_Assignment_. Repeat the listing below verbatim, without its images.

_Supplied records_.
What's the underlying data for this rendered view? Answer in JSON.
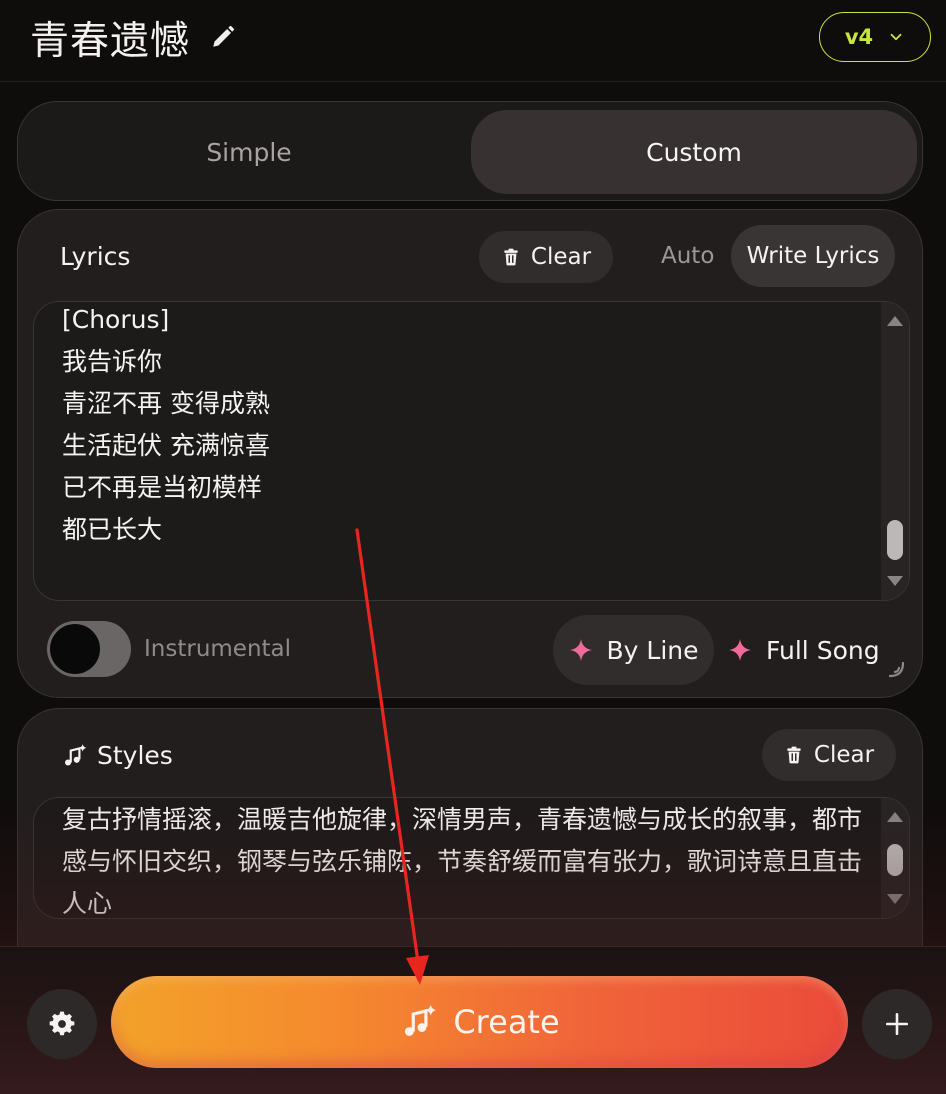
{
  "header": {
    "title": "青春遗憾",
    "version": "v4"
  },
  "mode": {
    "tabs": [
      {
        "label": "Simple",
        "selected": false
      },
      {
        "label": "Custom",
        "selected": true
      }
    ]
  },
  "lyrics": {
    "label": "Lyrics",
    "clear_label": "Clear",
    "auto_label": "Auto",
    "write_label": "Write Lyrics",
    "lines": [
      "[Chorus]",
      "我告诉你",
      "青涩不再 变得成熟",
      "生活起伏 充满惊喜",
      "已不再是当初模样",
      "都已长大"
    ],
    "instrumental_label": "Instrumental",
    "instrumental_on": false,
    "by_line_label": "By Line",
    "full_song_label": "Full Song"
  },
  "styles": {
    "label": "Styles",
    "clear_label": "Clear",
    "text": "复古抒情摇滚，温暖吉他旋律，深情男声，青春遗憾与成长的叙事，都市感与怀旧交织，钢琴与弦乐铺陈，节奏舒缓而富有张力，歌词诗意且直击人心"
  },
  "actions": {
    "create_label": "Create"
  },
  "colors": {
    "accent_version": "#c8e63a",
    "sparkle": "#f06a9a",
    "create_start": "#f2a22a",
    "create_end": "#ea4b3a",
    "annotation_arrow": "#e8261f"
  },
  "icons": {
    "title_edit": "pencil-icon",
    "version_dropdown": "chevron-down-icon",
    "clear": "trash-icon",
    "sparkle": "sparkle-icon",
    "styles": "music-note-sparkle-icon",
    "settings": "gear-icon",
    "add": "plus-icon"
  }
}
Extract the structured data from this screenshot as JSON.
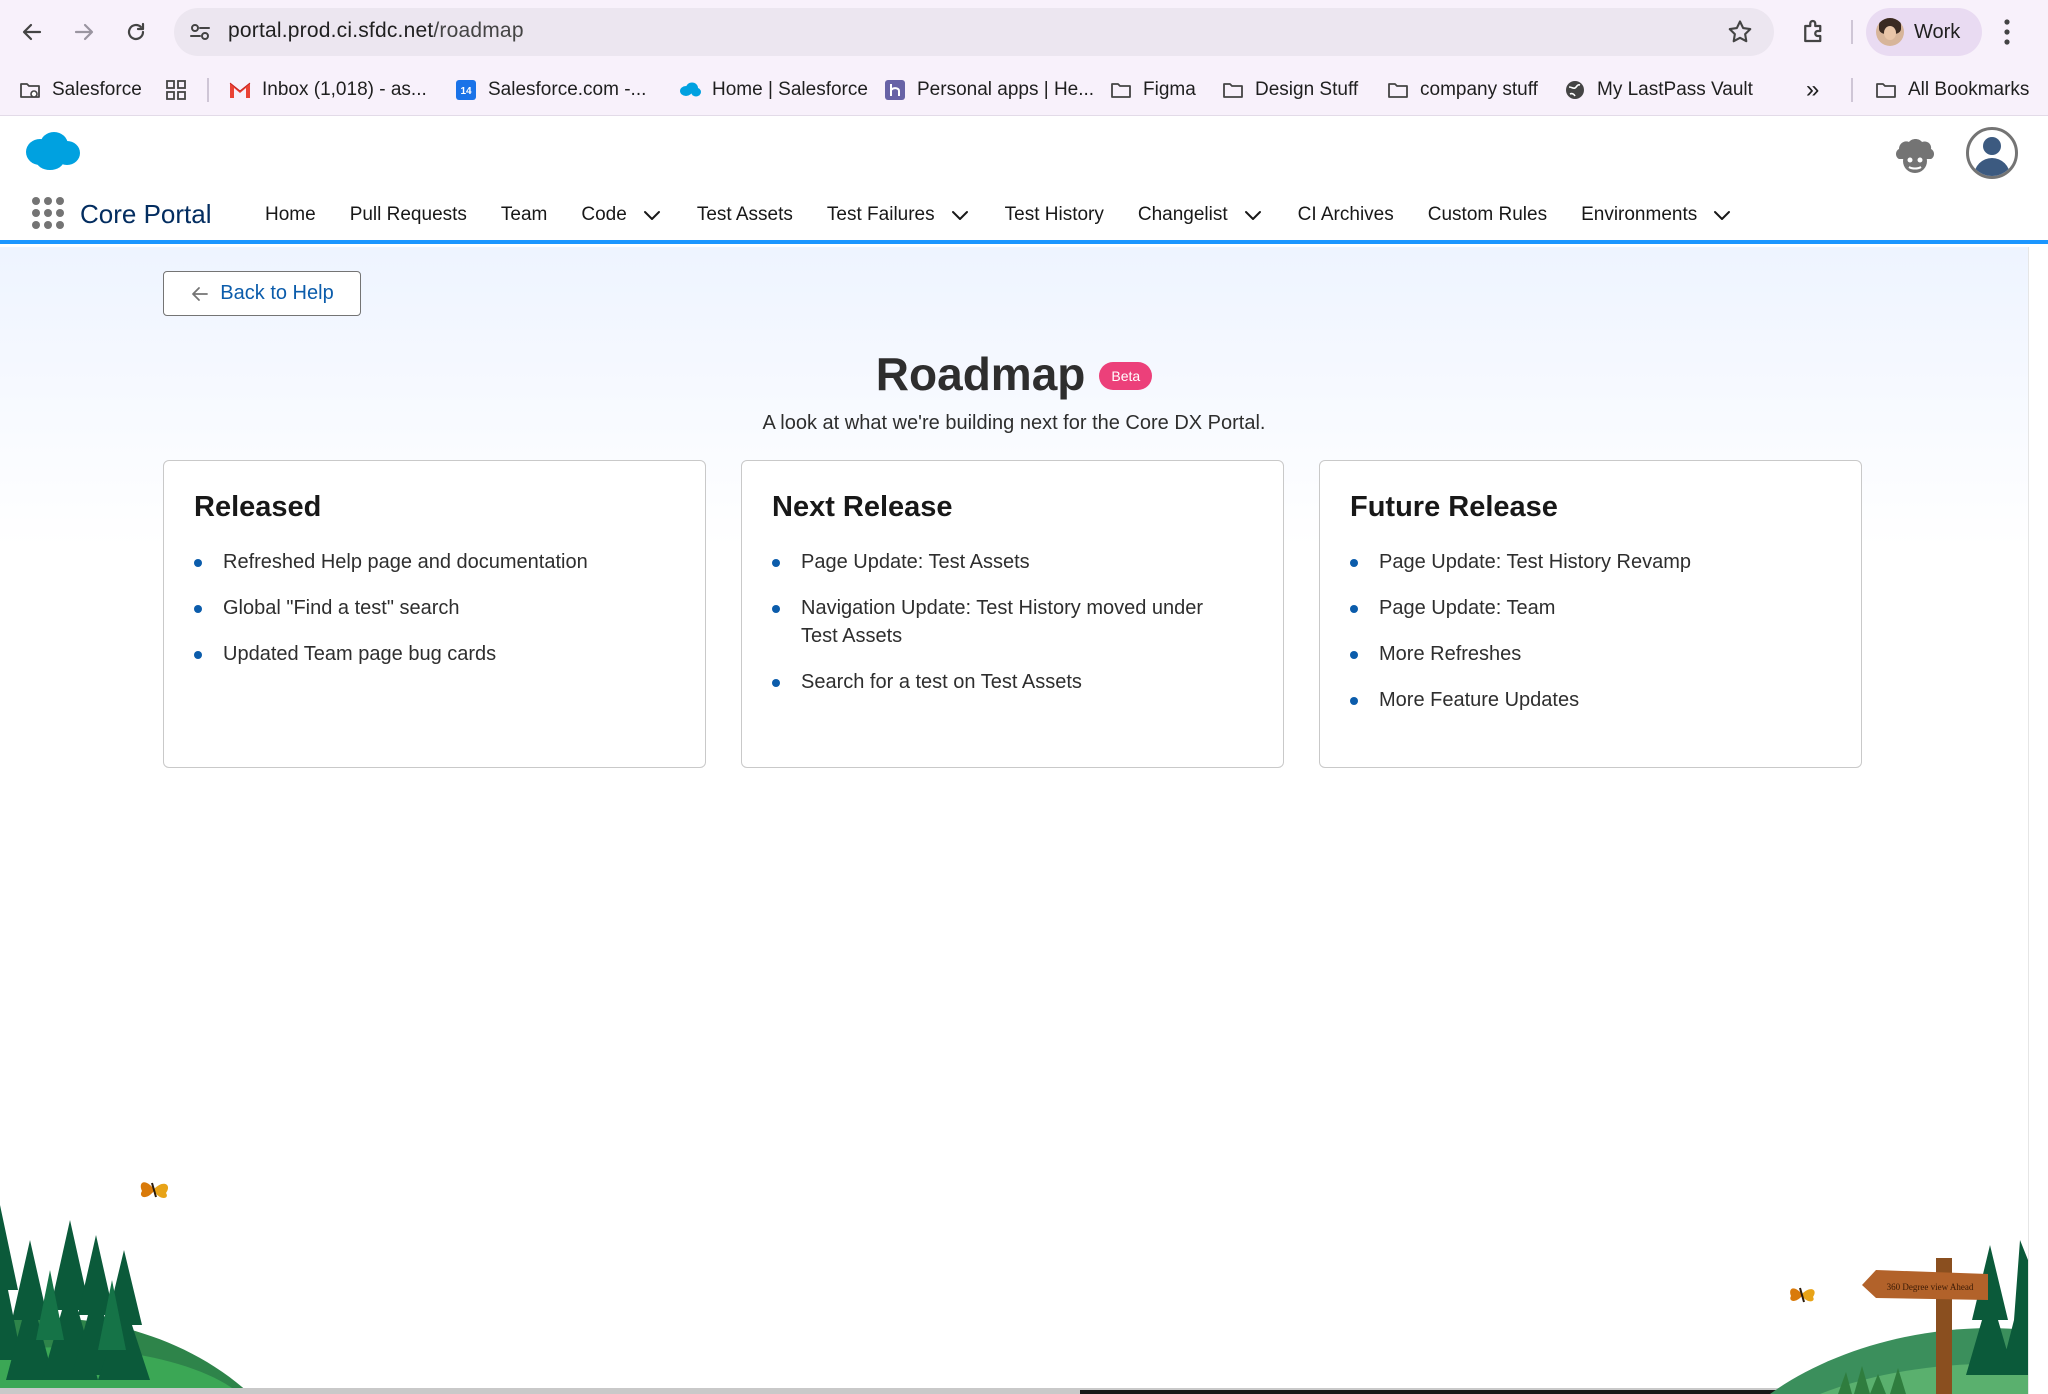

_The answer_.
What's the underlying data for this rendered view? Answer in JSON.
{
  "header": {
    "title": "青春遗憾",
    "version": "v4"
  },
  "mode": {
    "tabs": [
      {
        "label": "Simple",
        "selected": false
      },
      {
        "label": "Custom",
        "selected": true
      }
    ]
  },
  "lyrics": {
    "label": "Lyrics",
    "clear_label": "Clear",
    "auto_label": "Auto",
    "write_label": "Write Lyrics",
    "lines": [
      "[Chorus]",
      "我告诉你",
      "青涩不再 变得成熟",
      "生活起伏 充满惊喜",
      "已不再是当初模样",
      "都已长大"
    ],
    "instrumental_label": "Instrumental",
    "instrumental_on": false,
    "by_line_label": "By Line",
    "full_song_label": "Full Song"
  },
  "styles": {
    "label": "Styles",
    "clear_label": "Clear",
    "text": "复古抒情摇滚，温暖吉他旋律，深情男声，青春遗憾与成长的叙事，都市感与怀旧交织，钢琴与弦乐铺陈，节奏舒缓而富有张力，歌词诗意且直击人心"
  },
  "actions": {
    "create_label": "Create"
  },
  "colors": {
    "accent_version": "#c8e63a",
    "sparkle": "#f06a9a",
    "create_start": "#f2a22a",
    "create_end": "#ea4b3a",
    "annotation_arrow": "#e8261f"
  },
  "icons": {
    "title_edit": "pencil-icon",
    "version_dropdown": "chevron-down-icon",
    "clear": "trash-icon",
    "sparkle": "sparkle-icon",
    "styles": "music-note-sparkle-icon",
    "settings": "gear-icon",
    "add": "plus-icon"
  }
}
Extract the structured data from this screenshot as JSON.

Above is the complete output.